Istanbul (1930s-1940s)/ Transformation in the meaning of Historical Monument under Prost Plan
The new public spaces had a political influence in making the national history of the new republic. Prost preserved just the monumental structures from the past, opening and widening their surroundings in a manner that would provide a perspective with the new avenues and squares, isolating them from the original urban fabric.
The following of the blog shows how Prost’s ambition in symbolizing the three eras of Istanbuls history at one place, to express the determination of Republic to break away from the Ottoman influence, in the layouts of the Archaeological park and the Meydant Square.
In Prost 1937 master plan, he proposed to create an archaeology park (Fig.1) on the eastern tip of the historic peninsula (Fig.2), at the site of the Constantine imperial palace. The Archaeology Park extends from the Sultan Ahmet Mosque on the south, to Hagia Sophia on the north and the Byzantine maritime fortiﬁcations on the east. The large coverage includes the Ancient Byzantion Acropolis, the Hippodrome and the Constantine Imperial Palace. This park would be an open-air museum open to public.
The removal of the immediate surroundings of the monuments and the conversion of them into museums and the setting of monuments from three eras in a modern park were symbolic politically. It was more than the preservation of monuments. It was expressing the republic’s determination in breaking away from the influence of the previous political powers, by changing the function of its symbols. It also echoed Ataturk’s the idea that the monuments did not belong to one religion or another, but to all humanity.
Fig. 3 Meydant square plan. 1942 © Fonds Henri Prost.

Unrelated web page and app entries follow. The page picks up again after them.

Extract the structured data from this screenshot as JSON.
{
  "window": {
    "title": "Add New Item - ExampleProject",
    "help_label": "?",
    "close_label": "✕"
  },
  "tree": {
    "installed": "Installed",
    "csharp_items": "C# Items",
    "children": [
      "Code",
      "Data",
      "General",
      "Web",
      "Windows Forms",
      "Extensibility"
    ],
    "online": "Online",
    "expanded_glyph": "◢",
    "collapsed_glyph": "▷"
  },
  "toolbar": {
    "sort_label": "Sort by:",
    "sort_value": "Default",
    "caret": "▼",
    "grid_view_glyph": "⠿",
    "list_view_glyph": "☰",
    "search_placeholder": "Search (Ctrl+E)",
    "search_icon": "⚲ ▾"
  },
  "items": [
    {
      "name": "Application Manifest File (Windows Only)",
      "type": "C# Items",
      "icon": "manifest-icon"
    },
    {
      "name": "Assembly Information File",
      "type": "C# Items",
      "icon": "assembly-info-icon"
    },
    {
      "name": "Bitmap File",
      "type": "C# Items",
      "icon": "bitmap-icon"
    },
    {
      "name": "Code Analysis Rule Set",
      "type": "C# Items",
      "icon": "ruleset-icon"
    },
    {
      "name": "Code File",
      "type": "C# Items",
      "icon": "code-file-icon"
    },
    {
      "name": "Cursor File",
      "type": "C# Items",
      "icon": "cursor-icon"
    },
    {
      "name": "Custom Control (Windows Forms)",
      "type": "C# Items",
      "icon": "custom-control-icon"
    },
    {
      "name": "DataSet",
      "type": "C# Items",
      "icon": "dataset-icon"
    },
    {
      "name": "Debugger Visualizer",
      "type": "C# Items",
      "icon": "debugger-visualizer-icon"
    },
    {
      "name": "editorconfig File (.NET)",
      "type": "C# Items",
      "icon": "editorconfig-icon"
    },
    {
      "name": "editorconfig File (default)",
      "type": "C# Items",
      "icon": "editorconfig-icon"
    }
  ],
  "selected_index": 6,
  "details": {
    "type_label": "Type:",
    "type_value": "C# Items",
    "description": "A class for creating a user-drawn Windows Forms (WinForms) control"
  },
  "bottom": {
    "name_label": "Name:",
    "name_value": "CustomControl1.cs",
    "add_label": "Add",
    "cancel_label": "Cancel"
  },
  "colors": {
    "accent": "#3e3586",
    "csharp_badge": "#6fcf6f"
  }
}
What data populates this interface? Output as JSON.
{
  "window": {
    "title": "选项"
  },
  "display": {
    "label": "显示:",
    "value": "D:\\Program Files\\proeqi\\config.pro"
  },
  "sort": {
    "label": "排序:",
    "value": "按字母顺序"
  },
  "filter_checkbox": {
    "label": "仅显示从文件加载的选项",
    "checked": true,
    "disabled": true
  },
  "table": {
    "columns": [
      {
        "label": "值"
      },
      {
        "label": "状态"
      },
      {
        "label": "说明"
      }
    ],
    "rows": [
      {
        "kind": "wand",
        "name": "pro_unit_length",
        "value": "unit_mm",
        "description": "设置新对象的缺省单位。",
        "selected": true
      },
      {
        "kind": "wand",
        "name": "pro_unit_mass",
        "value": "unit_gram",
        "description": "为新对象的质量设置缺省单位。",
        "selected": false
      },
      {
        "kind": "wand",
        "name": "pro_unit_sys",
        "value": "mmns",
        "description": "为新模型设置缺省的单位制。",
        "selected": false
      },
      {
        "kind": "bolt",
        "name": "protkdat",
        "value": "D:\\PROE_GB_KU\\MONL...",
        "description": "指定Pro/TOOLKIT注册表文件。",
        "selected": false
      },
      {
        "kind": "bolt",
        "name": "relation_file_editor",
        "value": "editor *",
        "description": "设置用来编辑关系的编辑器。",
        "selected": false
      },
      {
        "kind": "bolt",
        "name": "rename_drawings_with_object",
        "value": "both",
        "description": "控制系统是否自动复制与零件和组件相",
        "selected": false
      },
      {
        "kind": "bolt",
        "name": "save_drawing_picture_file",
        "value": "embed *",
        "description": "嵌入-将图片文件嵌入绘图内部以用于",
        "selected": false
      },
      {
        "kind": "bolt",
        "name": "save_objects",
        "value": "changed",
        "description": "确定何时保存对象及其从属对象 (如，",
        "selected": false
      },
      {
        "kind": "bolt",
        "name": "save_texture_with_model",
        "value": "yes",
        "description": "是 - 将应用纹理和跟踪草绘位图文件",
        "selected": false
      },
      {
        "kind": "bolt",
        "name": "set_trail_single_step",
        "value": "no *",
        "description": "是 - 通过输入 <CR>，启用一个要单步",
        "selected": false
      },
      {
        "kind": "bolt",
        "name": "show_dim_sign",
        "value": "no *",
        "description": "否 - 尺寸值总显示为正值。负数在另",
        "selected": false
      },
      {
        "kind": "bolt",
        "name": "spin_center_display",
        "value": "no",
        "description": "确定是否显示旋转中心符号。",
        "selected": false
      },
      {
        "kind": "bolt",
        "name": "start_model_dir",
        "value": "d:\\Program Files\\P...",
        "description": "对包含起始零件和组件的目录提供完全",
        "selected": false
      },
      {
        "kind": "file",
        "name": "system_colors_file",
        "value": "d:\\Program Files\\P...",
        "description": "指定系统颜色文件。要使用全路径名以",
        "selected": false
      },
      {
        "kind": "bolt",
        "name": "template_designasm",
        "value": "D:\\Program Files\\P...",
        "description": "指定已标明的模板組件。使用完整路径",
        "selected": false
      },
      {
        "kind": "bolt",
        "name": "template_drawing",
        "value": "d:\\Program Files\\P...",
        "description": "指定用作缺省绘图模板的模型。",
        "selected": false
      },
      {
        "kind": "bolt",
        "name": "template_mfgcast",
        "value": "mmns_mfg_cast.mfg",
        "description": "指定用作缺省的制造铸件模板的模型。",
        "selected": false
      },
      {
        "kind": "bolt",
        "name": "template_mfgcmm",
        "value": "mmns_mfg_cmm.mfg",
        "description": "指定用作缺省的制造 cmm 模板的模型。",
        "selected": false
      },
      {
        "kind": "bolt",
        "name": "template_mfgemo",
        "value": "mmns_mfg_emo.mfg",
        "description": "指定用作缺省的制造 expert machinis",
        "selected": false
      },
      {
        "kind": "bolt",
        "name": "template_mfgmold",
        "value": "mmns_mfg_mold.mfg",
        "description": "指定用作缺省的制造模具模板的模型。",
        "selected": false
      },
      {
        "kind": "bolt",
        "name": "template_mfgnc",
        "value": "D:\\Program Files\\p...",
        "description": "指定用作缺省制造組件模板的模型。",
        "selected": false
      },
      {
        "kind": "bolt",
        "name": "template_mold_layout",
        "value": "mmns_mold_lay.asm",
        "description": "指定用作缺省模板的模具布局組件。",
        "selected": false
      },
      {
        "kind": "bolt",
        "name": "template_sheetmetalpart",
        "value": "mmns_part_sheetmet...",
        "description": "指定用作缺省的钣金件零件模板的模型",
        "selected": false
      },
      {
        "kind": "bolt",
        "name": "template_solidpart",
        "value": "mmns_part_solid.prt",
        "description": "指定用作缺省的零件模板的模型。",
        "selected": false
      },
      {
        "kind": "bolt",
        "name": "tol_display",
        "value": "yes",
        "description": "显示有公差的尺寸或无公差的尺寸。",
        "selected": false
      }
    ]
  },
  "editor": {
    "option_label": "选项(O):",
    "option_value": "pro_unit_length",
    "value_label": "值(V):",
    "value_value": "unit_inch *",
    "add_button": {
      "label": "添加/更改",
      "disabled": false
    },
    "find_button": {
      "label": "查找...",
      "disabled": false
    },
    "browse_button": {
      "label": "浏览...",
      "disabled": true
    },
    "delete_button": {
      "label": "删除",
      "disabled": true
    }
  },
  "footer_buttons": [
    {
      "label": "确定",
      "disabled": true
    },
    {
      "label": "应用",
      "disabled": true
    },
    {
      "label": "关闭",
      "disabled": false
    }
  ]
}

Académie d’architecture/Cité de l’architecture et du patrimoine/Archives d’architecture du XXe siècle
The Archaeology Park was not the only example in Prost’s plan. He proposed to rearrange the square at Meydant. The square was in front of the sultan Ahmet mosque, which had been the hippodrome of Byzantine Constantinopolis, into a plaza crowned with a grandiose monument dedicated to the Republic. Hence, the symbols of three eras in the history of Istanbul , i.e. the Byzantine, Ottoman and Republican, were clustered at one place.
In Prost 1937 plan, the historic urban fabric surrounding the historic monuments were eliminated detaching them from their original historical connections. The purpose was to establish the new Republic’s political power instead of preserving the monuments for their historical values.
Osmond, Jonathan. (2007). Power and Culture: Identity, Ideology, Representation. Pisa: PLUS-Pisa University Press.
L, Murat.(2009). The Emergence of Modern Istanbul Transformation and Modernisation of a City. London: Tauris Academic Studies.